9 years ago

Snape is such a rich brilliant character. Also The

Now I’m going to have to rethink one or two of my characters!

Kim Van Sickler
9 years ago

“What happens when a critical, driven character is placed in a situation where the goal is to ensure a defeat of some kind, not success?” You could end up with a brilliant character like Sue Sylvester on Glee.

Stina Lindenblatt
9 years ago

My family and I watched the first Harry Potter movie (again) the weekend. Snape was the perfect choice for this post. 😀

Leslie Rose
9 years ago

Snape is a wonderful example. He ended up being one of the most multi-dimensional characters in the series, but his critical nature made us slow to warm up to him at all. I also love Gandalf’s cranky critical side in LOTR.

Traci Kenworth
9 years ago

I have to agree that it’s may be hard
to make a critical character
sympathetic, but it would be a
challenge to try. I like my challenges–

Carrie Butler
9 years ago

So true about the cliches, and I loved the twists.
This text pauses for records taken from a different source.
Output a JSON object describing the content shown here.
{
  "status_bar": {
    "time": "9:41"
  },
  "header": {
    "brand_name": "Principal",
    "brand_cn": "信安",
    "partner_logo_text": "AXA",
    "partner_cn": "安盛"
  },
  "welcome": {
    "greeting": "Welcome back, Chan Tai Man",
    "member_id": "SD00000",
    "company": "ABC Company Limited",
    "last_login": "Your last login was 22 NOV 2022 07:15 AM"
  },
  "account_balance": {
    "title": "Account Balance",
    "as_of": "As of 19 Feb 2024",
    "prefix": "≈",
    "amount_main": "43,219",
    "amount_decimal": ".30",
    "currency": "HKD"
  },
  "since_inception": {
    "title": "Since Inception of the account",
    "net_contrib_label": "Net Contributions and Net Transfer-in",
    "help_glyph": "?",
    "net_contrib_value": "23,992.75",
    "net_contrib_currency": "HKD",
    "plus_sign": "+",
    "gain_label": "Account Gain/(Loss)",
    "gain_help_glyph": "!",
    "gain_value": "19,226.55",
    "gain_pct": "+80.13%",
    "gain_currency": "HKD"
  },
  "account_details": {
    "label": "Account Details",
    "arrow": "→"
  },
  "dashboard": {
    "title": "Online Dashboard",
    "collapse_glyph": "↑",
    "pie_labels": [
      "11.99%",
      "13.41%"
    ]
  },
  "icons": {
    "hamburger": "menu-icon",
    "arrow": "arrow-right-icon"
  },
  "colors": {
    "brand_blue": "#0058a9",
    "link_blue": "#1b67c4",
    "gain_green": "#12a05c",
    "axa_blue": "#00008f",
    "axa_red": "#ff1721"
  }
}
Great post! 🙂

Laura Pauling
9 years ago

I think it’s really hard to make a critical character likeable. Snape is a great example. I think it’s even harder when it’s the main character. They make great antagonists though!

Elizabeth Varadan aka Mrs. Seraphina
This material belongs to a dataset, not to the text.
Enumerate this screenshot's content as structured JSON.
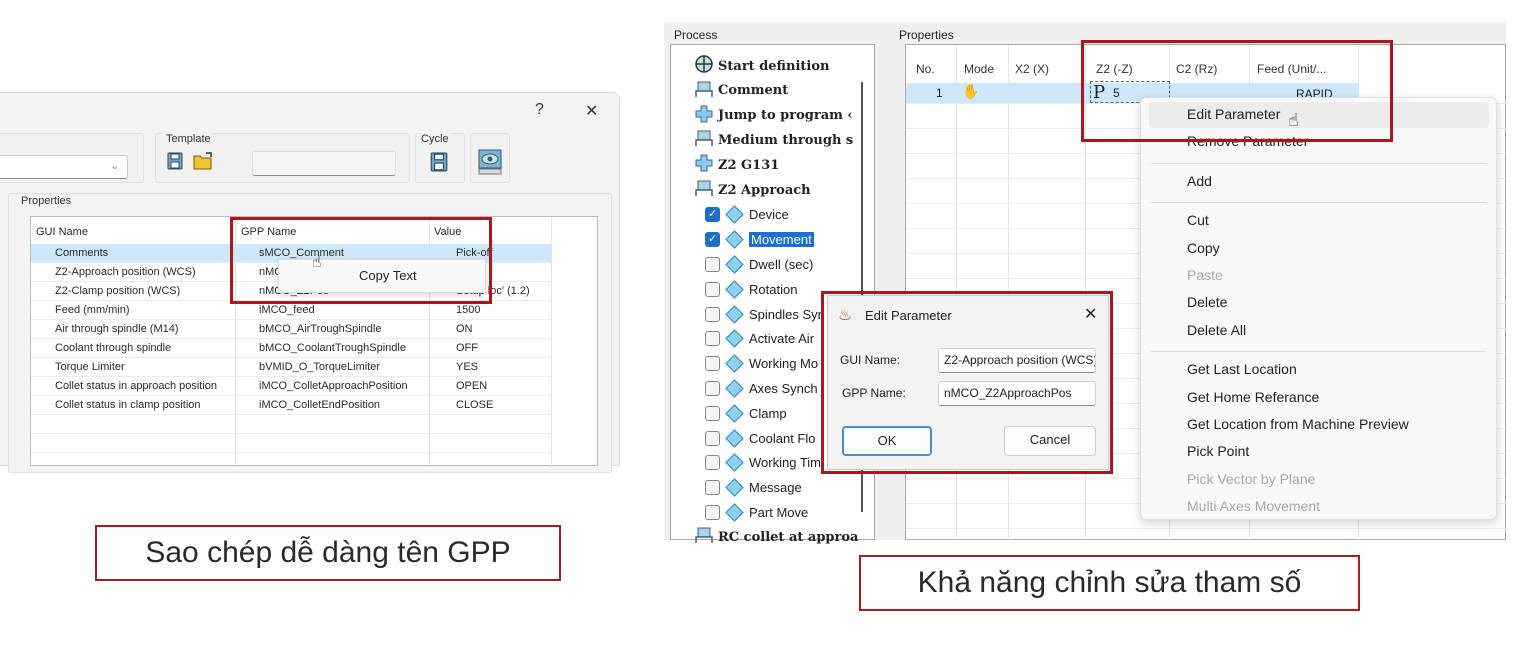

I enjoy the way you analye so many aspects of a trait, giving it more dimension.

Kelly Hashway
9 years ago

Eccentric is such a good trait to mix with critical, and it can also be a motivator for being critical. So many possibilities there.
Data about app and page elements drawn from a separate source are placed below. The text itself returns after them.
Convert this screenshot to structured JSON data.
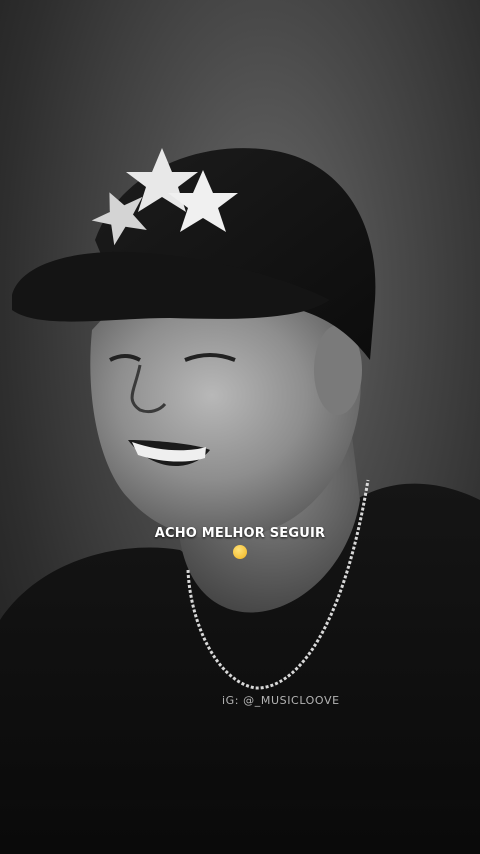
{
  "caption": {
    "text": "ACHO MELHOR SEGUIR",
    "emoji": "exhausted-face-emoji"
  },
  "watermark": {
    "text": "iG: @_MUSICLOOVE"
  },
  "photo": {
    "subject": "portrait-photo",
    "style": "black-and-white"
  }
}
Cynthia Chapman Willis

The photo of Snape is perfect for this post! Critical people and characters can be very complicated, which is why I love your twists on the traditional critic-fantastic!

Becca Puglisi
9 years ago

Love the positives here. It’s so often viewed as negative, but when tempered, being critical is a useful and powerful trait.

Mirka Breen
9 years ago

I especially liked the mention of avoiding the ‘critical character clichés.’ How tempting they are, and how ultimately flat.

9 years ago

“An eye for flaws,” I love that! Something to keep in mine while writing envious characters. As always, you picked the perfect character for envy!

Loree Huebner
9 years ago

Love the “twist on traditional” tips you posted.

Great info!

9 years ago

Aloha and hi from HI 🙂

A Bluddy (blog buddy) of mine told me about y’all, and I just wanted to say “put me in, coach…” I don’t know that you need another muse, but y’all are writing some great stuff, so mahalo!

Dianne K. Salerni
9 years ago

I like this post! I’m in the stages of planning a new project, and you’ve given me something to think about here!

Theresa Milstein
9 years ago

I kept hearing, “Fifty points from Gryffindor,” as I read this post. Snape was extra critical with the Gryffindor, but favored Slytherin. Such a great antagonist.

I’ll be sad when you run out of character types.